ONC estimated total costs from its rule will range from $478 million to $1.6 billion for providers.
Health plan provisions in the final rules include:
- Requiring Medicare Advantage (MA), Medicaid, the Children’s Health Insurance Program (CHIP) and federal marketplace plans to share — by Jan. 1, 2021 — claims, cost and health information data electronically with patients
- Allowing patients to access their data through any third-party application of their choosing
- Requiring CMS-regulated health plans (not individual-insurance plans in the federal marketplace) to make provider directory information publicly available via a standards-based application programming interface (API) by Jan. 1, 2021
- Requiring CMS-regulated plans to allow patients to take their clinical data with them starting Jan. 1, 2022 as they move to other health plans to help create a cumulative health record with their new payer
CMS estimated that complying with the new requirements will cost health plans $84.6 million per year.
Proposed provisions get dropped
The final rules dropped some provisions that were included in the proposed versions of the rules.
CMS dropped a proposal to require MA, Medicaid managed care, CHIP managed care and federal marketplace plans to participate in a trusted exchange network, citing concerns over the lack of an existing, agreed-to framework.
Instead of being included in the patient-accessible API, provider directory information must be included in the public-facing provider directory API. Similarly, pharmacy directory information must be included in Medicare Part D plans’ provider directory API instead of in the patient-accessible API.
CMS did not finalize a requirement for hospitals to include a diagnosis in the patient event notifications required by the rules.

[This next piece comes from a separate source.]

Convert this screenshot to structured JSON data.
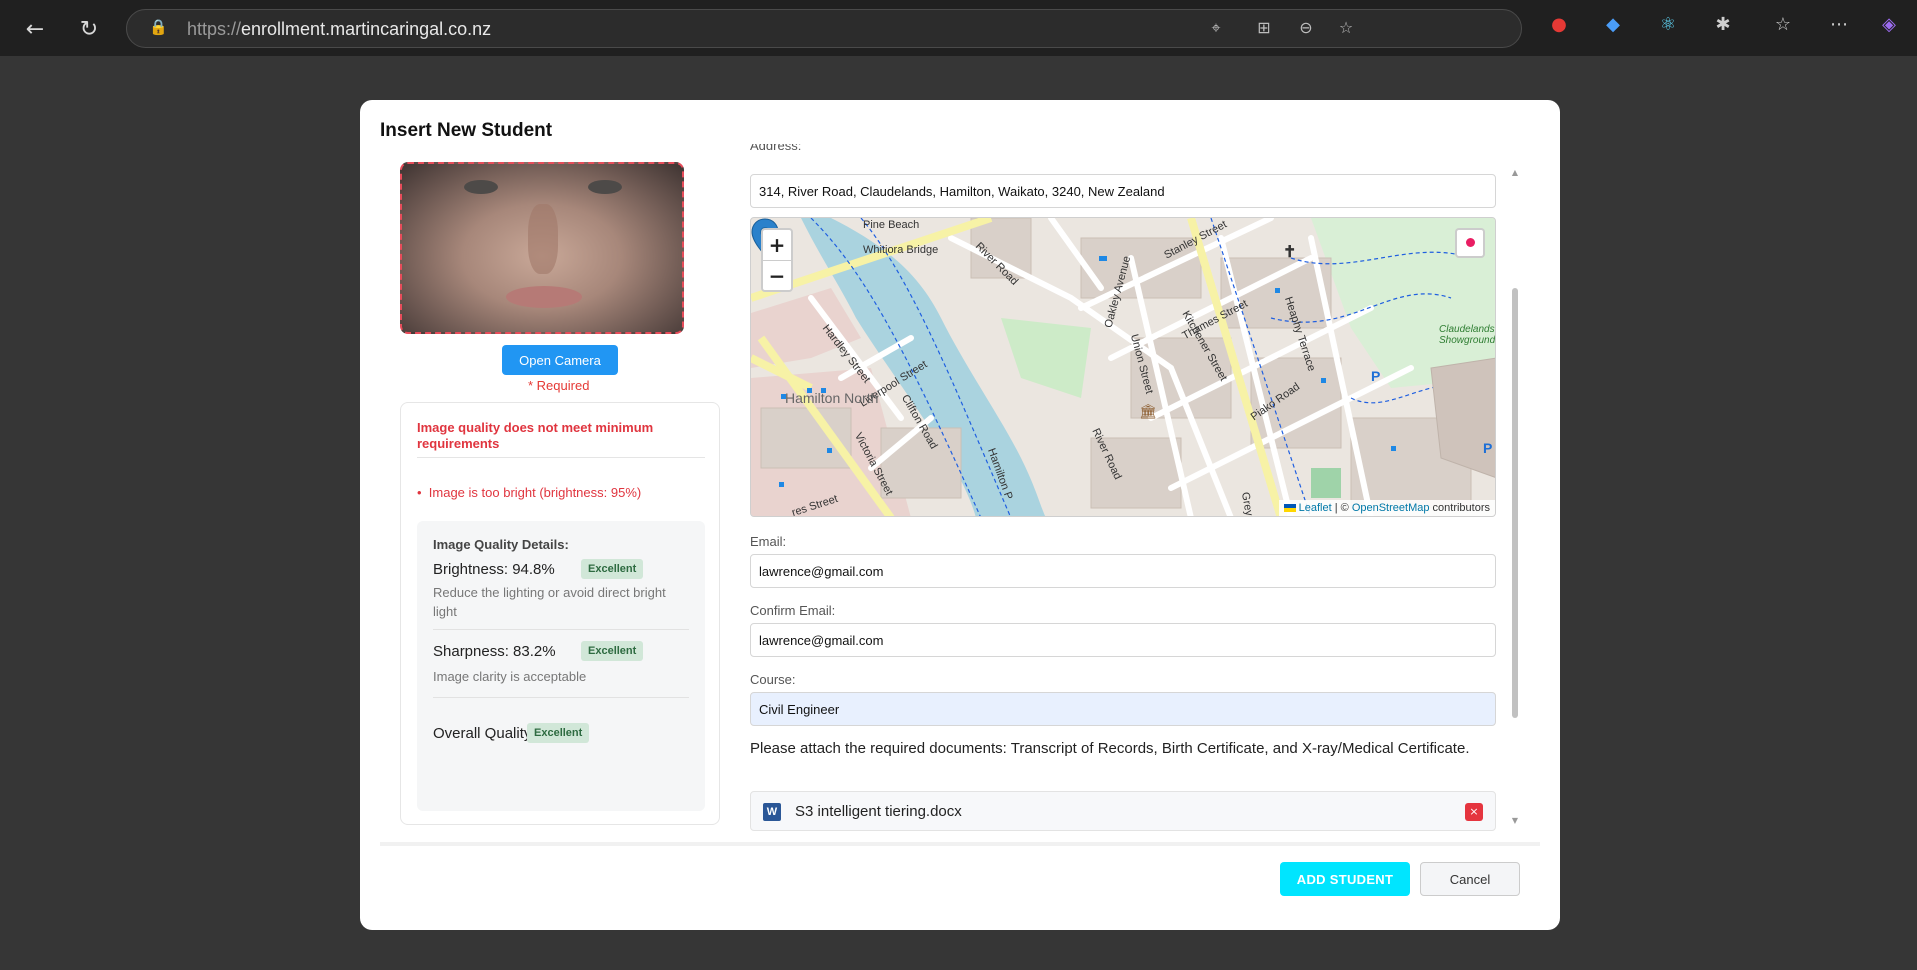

However, providers may choose to add that information.
Hospitals generally support the rules, but have qualms
Hospital advocates generally supported the rules, but some raised concerns that privacy protections were insufficient.
Rick Pollack, president and CEO of the American Hospital Association, said the ONC final rule failed “to protect consumers’ most sensitive information about their personal health.”
“The rule lacks the necessary guardrails to protect consumers from actors such as third-party apps that are not required to meet the same stringent privacy and security requirements as hospitals,” Pollack said. “This could lead to third-party apps using personal health information in ways in which patients are unaware.”
Similarly, Chip Kahn, president and CEO of the Federation of American Hospitals, said the CMS rule lacked vital app security for patients.
“At a time when almost all of one’s personal information is accessible on your phone, patients deserve the same convenience for their healthcare needs,” Kahn said. “But we owe it to patients to protect their privacy and security. This regulation does not meet that test.”
Blair Childs, senior vice president for Premier, a hospital quality alliance, raised similar concerns about app privacy but also hailed some provisions.
“We are encouraged that the final ONC rule requires EHR [electronic health record] vendors to be more transparent in their business practices, attest that they will not engage in ‘information blocking’ and successfully test the real-world use of interoperable technology in the type of setting where it would be marketed,” Childs said.